> **RECORDS FOR THIS EXERCISE**:
-------------------------
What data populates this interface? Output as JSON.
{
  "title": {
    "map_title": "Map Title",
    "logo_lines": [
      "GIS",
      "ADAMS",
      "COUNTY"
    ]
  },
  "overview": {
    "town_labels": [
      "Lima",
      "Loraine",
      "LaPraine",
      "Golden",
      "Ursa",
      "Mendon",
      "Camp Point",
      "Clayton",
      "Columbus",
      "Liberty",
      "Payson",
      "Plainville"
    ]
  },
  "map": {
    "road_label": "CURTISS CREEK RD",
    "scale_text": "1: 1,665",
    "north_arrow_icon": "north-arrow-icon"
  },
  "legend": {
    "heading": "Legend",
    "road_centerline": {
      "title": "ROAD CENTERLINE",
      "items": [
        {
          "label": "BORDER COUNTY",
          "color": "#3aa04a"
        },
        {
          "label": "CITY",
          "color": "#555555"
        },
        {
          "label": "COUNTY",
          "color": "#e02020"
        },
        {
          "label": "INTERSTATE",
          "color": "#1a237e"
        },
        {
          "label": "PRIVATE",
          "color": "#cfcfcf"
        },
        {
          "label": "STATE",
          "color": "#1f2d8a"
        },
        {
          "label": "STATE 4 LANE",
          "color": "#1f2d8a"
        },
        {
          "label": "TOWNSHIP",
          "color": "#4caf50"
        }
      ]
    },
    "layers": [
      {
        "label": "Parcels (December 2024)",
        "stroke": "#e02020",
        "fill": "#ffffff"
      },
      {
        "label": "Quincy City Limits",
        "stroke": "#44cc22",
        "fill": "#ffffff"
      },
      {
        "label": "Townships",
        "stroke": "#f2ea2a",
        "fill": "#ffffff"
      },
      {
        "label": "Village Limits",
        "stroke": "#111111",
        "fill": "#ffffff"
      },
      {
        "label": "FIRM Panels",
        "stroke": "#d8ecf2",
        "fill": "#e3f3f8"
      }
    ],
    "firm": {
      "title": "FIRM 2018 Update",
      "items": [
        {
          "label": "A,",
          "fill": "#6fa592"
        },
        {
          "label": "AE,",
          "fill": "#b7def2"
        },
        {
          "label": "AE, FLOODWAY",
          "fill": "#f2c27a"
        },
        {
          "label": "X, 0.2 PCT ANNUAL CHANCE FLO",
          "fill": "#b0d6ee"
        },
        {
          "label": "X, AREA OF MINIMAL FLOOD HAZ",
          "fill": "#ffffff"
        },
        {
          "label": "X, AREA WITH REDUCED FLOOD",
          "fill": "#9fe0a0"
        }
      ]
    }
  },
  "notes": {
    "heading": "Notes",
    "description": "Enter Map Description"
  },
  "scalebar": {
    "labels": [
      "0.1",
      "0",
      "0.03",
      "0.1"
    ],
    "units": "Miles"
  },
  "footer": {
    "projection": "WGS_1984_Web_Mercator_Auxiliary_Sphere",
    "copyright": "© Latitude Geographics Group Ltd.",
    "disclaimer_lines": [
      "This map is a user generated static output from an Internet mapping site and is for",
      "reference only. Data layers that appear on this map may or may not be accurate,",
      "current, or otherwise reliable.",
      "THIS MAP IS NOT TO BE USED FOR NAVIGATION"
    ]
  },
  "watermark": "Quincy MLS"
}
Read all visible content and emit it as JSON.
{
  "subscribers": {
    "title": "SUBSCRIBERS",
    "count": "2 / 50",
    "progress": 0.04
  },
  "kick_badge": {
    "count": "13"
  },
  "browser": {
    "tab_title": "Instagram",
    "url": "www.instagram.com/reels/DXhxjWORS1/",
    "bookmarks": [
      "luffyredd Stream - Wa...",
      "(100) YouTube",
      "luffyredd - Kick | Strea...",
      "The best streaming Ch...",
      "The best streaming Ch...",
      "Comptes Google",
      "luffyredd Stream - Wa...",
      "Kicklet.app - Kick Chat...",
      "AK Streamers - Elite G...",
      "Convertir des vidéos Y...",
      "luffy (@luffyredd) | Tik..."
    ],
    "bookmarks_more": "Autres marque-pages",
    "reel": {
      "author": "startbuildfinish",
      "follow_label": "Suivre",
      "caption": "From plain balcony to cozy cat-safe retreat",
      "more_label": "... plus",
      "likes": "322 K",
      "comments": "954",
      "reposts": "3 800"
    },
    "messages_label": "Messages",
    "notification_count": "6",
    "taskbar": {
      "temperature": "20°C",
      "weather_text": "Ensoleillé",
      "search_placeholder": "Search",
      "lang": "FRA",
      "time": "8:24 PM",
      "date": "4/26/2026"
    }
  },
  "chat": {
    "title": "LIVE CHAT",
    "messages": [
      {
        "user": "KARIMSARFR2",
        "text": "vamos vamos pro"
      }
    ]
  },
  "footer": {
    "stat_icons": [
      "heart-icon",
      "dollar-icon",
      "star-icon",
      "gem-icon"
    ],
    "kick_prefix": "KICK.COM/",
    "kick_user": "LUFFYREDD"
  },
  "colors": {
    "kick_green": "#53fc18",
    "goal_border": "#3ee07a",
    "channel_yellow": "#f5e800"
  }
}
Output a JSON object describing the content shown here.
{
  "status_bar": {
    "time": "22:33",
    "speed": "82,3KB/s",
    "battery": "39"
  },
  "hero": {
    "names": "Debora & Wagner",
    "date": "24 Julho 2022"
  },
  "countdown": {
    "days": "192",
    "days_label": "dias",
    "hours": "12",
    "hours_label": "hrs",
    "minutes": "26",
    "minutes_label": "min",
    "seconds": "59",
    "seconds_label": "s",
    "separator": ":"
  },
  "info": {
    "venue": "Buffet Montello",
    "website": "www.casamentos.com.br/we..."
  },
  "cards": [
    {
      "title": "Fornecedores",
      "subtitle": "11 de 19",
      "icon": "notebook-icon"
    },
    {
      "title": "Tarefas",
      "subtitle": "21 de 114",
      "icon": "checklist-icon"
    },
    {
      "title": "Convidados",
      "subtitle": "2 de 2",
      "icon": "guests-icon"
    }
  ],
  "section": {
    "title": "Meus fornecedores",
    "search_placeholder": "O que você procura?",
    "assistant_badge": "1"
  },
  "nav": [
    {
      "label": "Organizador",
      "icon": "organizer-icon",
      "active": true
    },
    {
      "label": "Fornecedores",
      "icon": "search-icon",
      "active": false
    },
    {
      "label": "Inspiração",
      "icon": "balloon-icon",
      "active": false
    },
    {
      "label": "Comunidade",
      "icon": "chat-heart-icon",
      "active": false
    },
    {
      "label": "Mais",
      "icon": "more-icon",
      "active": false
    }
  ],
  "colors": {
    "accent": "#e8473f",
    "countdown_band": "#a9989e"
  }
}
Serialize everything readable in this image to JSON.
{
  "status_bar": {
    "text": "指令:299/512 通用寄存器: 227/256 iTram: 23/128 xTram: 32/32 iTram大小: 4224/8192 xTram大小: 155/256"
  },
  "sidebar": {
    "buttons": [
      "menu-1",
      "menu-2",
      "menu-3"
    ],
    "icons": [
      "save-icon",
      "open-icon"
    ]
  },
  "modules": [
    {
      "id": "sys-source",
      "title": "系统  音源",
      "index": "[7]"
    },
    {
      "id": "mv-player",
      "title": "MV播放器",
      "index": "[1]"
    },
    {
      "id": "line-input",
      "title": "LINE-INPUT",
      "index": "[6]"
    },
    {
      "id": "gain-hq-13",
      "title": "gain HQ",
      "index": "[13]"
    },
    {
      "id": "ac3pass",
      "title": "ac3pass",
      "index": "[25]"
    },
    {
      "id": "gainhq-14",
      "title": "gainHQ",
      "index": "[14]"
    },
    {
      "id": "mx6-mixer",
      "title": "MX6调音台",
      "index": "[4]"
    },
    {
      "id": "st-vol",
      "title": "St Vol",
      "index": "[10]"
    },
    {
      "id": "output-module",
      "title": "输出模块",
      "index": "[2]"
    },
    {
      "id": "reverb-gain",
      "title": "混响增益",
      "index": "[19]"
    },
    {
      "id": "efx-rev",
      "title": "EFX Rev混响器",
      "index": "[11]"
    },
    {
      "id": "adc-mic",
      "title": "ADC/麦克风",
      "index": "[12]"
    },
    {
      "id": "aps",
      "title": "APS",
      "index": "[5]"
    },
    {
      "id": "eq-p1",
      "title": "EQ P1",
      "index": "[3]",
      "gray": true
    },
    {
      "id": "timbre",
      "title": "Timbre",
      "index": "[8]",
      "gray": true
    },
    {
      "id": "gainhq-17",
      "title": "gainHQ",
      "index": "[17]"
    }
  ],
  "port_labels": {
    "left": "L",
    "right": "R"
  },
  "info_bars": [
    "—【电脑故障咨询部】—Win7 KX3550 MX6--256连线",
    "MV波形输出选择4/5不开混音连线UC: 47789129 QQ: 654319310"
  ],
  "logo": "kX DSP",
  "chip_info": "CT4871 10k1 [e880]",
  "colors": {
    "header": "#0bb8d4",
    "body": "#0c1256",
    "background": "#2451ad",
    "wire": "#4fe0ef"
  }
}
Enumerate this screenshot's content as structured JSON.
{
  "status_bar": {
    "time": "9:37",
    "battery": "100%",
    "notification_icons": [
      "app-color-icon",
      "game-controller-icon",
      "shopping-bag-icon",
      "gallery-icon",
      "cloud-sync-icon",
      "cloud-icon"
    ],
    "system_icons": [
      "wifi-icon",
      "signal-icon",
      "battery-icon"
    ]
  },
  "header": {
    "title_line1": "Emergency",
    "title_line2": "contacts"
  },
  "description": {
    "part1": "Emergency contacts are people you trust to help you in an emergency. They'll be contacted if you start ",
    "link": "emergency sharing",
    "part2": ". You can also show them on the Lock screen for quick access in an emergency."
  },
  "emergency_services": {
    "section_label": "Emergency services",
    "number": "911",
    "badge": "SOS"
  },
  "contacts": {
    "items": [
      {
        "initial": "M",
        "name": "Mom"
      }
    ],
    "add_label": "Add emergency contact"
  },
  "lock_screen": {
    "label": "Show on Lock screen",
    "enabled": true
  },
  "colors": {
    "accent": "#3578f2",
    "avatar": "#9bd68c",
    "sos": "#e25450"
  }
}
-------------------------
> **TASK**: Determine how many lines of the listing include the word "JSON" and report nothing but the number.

> **ANSWER BOX**: 5